■ **Exercise description**
Would you output the whole of the data exactly?

■ **Data for processing**
━━━━

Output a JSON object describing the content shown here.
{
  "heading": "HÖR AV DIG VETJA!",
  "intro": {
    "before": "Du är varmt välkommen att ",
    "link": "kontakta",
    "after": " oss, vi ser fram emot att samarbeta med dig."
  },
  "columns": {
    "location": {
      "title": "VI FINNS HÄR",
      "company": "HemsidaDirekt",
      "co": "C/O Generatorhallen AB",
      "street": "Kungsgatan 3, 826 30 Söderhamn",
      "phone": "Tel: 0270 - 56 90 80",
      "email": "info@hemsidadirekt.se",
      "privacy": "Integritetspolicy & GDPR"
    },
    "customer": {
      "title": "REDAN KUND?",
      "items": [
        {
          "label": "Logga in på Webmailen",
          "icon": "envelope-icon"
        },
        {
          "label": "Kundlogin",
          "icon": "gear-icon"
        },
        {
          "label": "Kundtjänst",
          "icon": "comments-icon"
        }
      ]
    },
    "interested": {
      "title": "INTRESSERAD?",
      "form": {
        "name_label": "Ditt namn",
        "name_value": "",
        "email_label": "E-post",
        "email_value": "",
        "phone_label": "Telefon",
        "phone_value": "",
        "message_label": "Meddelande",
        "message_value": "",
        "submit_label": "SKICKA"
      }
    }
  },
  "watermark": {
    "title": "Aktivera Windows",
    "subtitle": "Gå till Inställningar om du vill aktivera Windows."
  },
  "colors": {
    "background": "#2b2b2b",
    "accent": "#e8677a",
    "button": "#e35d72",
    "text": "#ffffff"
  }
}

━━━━

■ **Answer section**
Output a JSON object describing the content shown here.
{
  "heading": "HÖR AV DIG VETJA!",
  "intro": {
    "before": "Du är varmt välkommen att ",
    "link": "kontakta",
    "after": " oss, vi ser fram emot att samarbeta med dig."
  },
  "columns": {
    "location": {
      "title": "VI FINNS HÄR",
      "company": "HemsidaDirekt",
      "co": "C/O Generatorhallen AB",
      "street": "Kungsgatan 3, 826 30 Söderhamn",
      "phone": "Tel: 0270 - 56 90 80",
      "email": "info@hemsidadirekt.se",
      "privacy": "Integritetspolicy & GDPR"
    },
    "customer": {
      "title": "REDAN KUND?",
      "items": [
        {
          "label": "Logga in på Webmailen",
          "icon": "envelope-icon"
        },
        {
          "label": "Kundlogin",
          "icon": "gear-icon"
        },
        {
          "label": "Kundtjänst",
          "icon": "comments-icon"
        }
      ]
    },
    "interested": {
      "title": "INTRESSERAD?",
      "form": {
        "name_label": "Ditt namn",
        "name_value": "",
        "email_label": "E-post",
        "email_value": "",
        "phone_label": "Telefon",
        "phone_value": "",
        "message_label": "Meddelande",
        "message_value": "",
        "submit_label": "SKICKA"
      }
    }
  },
  "watermark": {
    "title": "Aktivera Windows",
    "subtitle": "Gå till Inställningar om du vill aktivera Windows."
  },
  "colors": {
    "background": "#2b2b2b",
    "accent": "#e8677a",
    "button": "#e35d72",
    "text": "#ffffff"
  }
}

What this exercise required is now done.